When you repeat the records, keep every word exact and drop each picture.

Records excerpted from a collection
⁂

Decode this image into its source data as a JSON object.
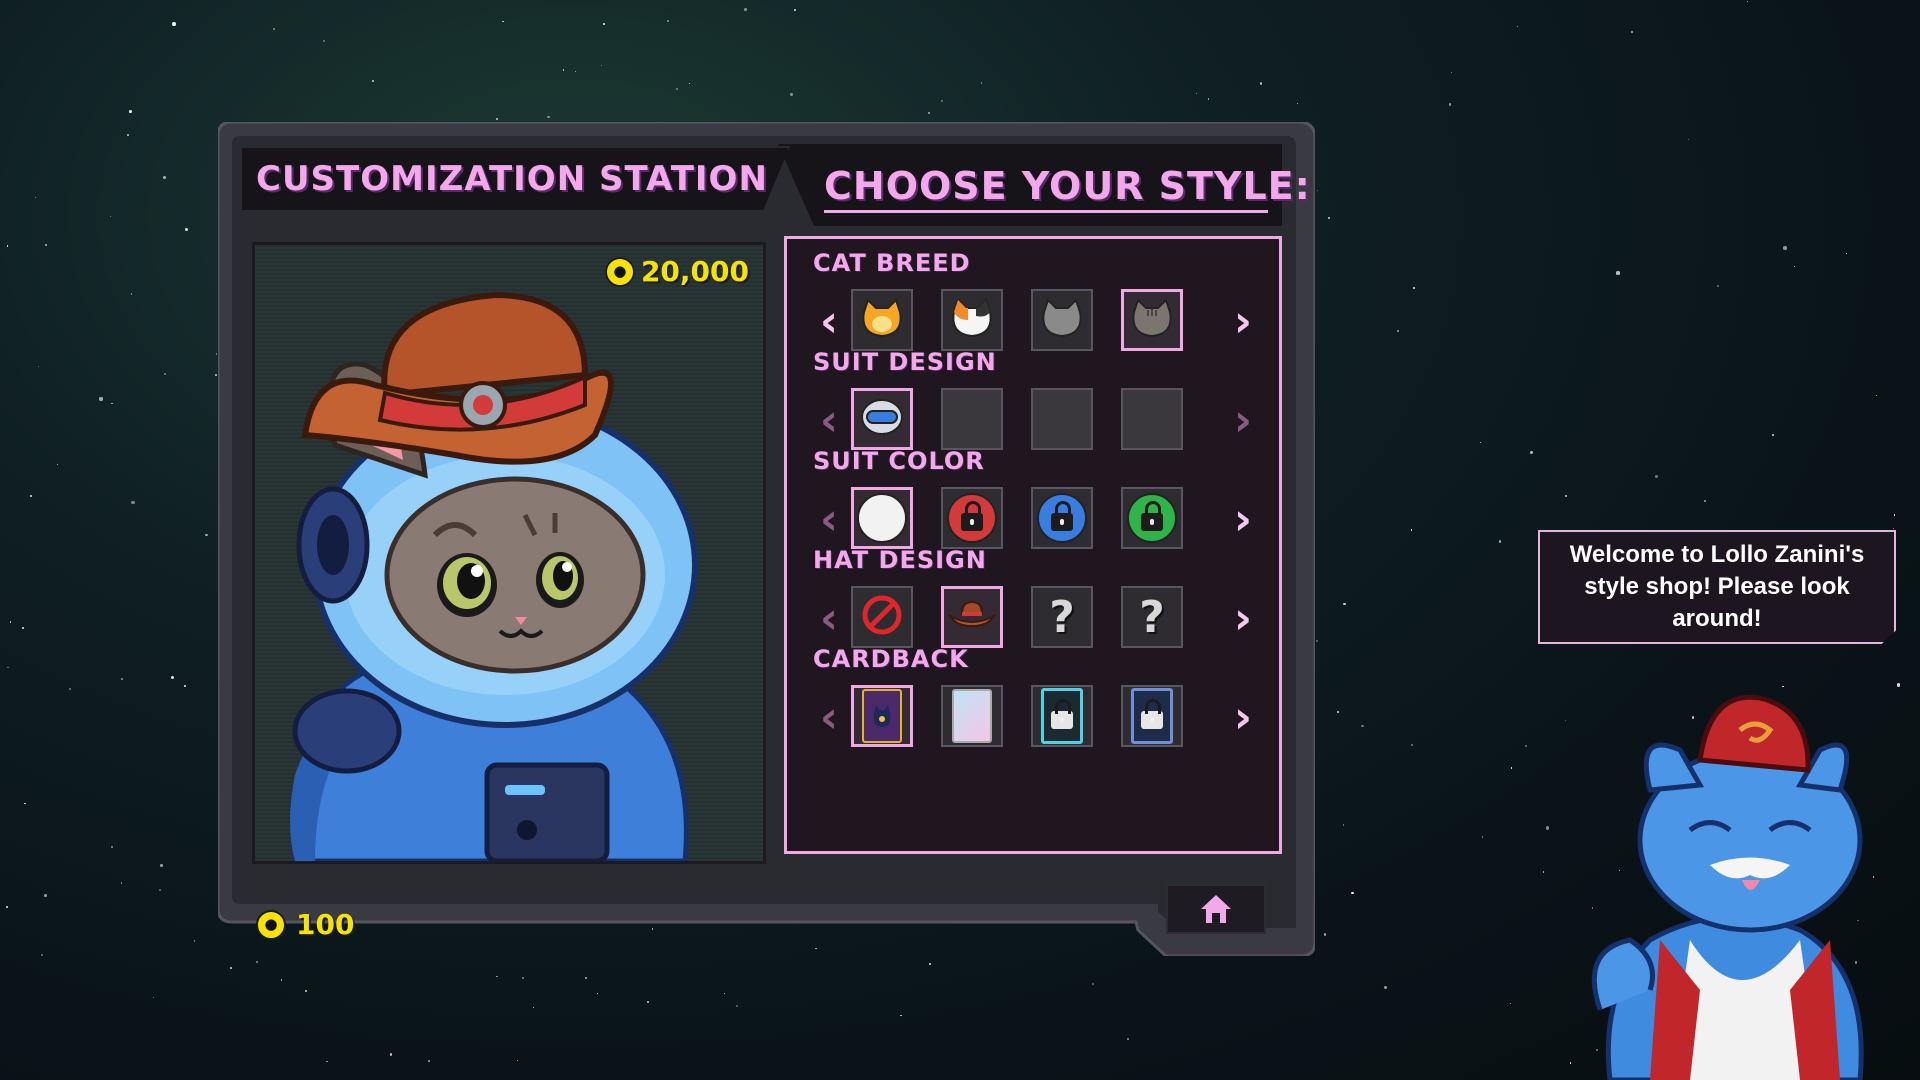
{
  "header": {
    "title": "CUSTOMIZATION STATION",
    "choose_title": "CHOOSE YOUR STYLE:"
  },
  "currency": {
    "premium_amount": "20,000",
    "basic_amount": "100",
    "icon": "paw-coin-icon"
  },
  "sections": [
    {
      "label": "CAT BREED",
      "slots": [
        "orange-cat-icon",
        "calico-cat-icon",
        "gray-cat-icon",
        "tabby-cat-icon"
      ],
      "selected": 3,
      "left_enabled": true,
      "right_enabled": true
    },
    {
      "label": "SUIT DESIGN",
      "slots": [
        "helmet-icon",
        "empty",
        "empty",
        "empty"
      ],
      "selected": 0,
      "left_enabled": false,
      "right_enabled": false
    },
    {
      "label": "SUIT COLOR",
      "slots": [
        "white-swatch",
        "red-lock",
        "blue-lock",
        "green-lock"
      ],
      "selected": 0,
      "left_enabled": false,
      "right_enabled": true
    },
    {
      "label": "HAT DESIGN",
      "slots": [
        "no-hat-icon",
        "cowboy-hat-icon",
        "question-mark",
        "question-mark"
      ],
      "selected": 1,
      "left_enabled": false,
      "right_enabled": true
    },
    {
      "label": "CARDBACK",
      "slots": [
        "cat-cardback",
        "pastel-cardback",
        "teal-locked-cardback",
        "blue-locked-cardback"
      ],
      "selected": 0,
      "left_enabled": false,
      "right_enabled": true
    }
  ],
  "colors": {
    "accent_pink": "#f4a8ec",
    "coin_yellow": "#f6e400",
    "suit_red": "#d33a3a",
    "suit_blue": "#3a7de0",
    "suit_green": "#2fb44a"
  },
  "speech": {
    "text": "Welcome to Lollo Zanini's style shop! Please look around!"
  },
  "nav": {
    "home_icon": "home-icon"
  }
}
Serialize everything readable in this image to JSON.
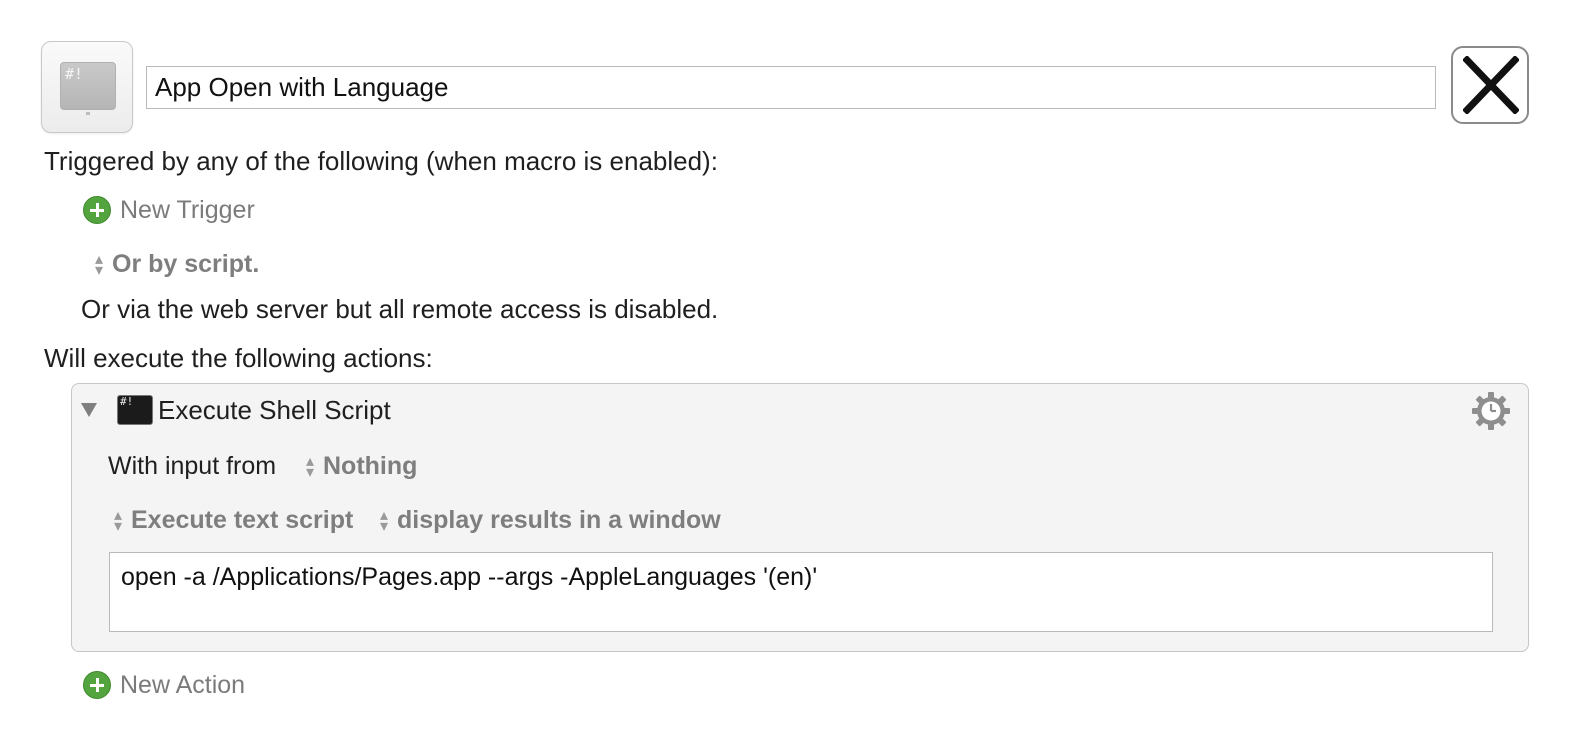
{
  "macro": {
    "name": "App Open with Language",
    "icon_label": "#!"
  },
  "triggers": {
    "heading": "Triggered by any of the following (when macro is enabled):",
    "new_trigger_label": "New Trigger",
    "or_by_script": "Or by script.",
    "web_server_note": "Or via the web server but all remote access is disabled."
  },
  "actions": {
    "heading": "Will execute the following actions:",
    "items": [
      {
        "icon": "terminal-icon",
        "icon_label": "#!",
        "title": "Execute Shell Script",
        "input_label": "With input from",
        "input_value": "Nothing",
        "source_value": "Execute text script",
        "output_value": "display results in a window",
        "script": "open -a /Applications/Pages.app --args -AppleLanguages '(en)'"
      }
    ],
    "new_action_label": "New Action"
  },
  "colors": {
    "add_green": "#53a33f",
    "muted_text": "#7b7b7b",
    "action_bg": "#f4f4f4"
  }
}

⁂

◆ **Solution to the exercise**
Decode this image into its source data as a JSON object.
{
  "header": {
    "title": "CUSTOMIZATION STATION",
    "choose_title": "CHOOSE YOUR STYLE:"
  },
  "currency": {
    "premium_amount": "20,000",
    "basic_amount": "100",
    "icon": "paw-coin-icon"
  },
  "sections": [
    {
      "label": "CAT BREED",
      "slots": [
        "orange-cat-icon",
        "calico-cat-icon",
        "gray-cat-icon",
        "tabby-cat-icon"
      ],
      "selected": 3,
      "left_enabled": true,
      "right_enabled": true
    },
    {
      "label": "SUIT DESIGN",
      "slots": [
        "helmet-icon",
        "empty",
        "empty",
        "empty"
      ],
      "selected": 0,
      "left_enabled": false,
      "right_enabled": false
    },
    {
      "label": "SUIT COLOR",
      "slots": [
        "white-swatch",
        "red-lock",
        "blue-lock",
        "green-lock"
      ],
      "selected": 0,
      "left_enabled": false,
      "right_enabled": true
    },
    {
      "label": "HAT DESIGN",
      "slots": [
        "no-hat-icon",
        "cowboy-hat-icon",
        "question-mark",
        "question-mark"
      ],
      "selected": 1,
      "left_enabled": false,
      "right_enabled": true
    },
    {
      "label": "CARDBACK",
      "slots": [
        "cat-cardback",
        "pastel-cardback",
        "teal-locked-cardback",
        "blue-locked-cardback"
      ],
      "selected": 0,
      "left_enabled": false,
      "right_enabled": true
    }
  ],
  "colors": {
    "accent_pink": "#f4a8ec",
    "coin_yellow": "#f6e400",
    "suit_red": "#d33a3a",
    "suit_blue": "#3a7de0",
    "suit_green": "#2fb44a"
  },
  "speech": {
    "text": "Welcome to Lollo Zanini's style shop! Please look around!"
  },
  "nav": {
    "home_icon": "home-icon"
  }
}
Serialize everything readable in this image to JSON.
{
  "macro": {
    "name": "App Open with Language",
    "icon_label": "#!"
  },
  "triggers": {
    "heading": "Triggered by any of the following (when macro is enabled):",
    "new_trigger_label": "New Trigger",
    "or_by_script": "Or by script.",
    "web_server_note": "Or via the web server but all remote access is disabled."
  },
  "actions": {
    "heading": "Will execute the following actions:",
    "items": [
      {
        "icon": "terminal-icon",
        "icon_label": "#!",
        "title": "Execute Shell Script",
        "input_label": "With input from",
        "input_value": "Nothing",
        "source_value": "Execute text script",
        "output_value": "display results in a window",
        "script": "open -a /Applications/Pages.app --args -AppleLanguages '(en)'"
      }
    ],
    "new_action_label": "New Action"
  },
  "colors": {
    "add_green": "#53a33f",
    "muted_text": "#7b7b7b",
    "action_bg": "#f4f4f4"
  }
}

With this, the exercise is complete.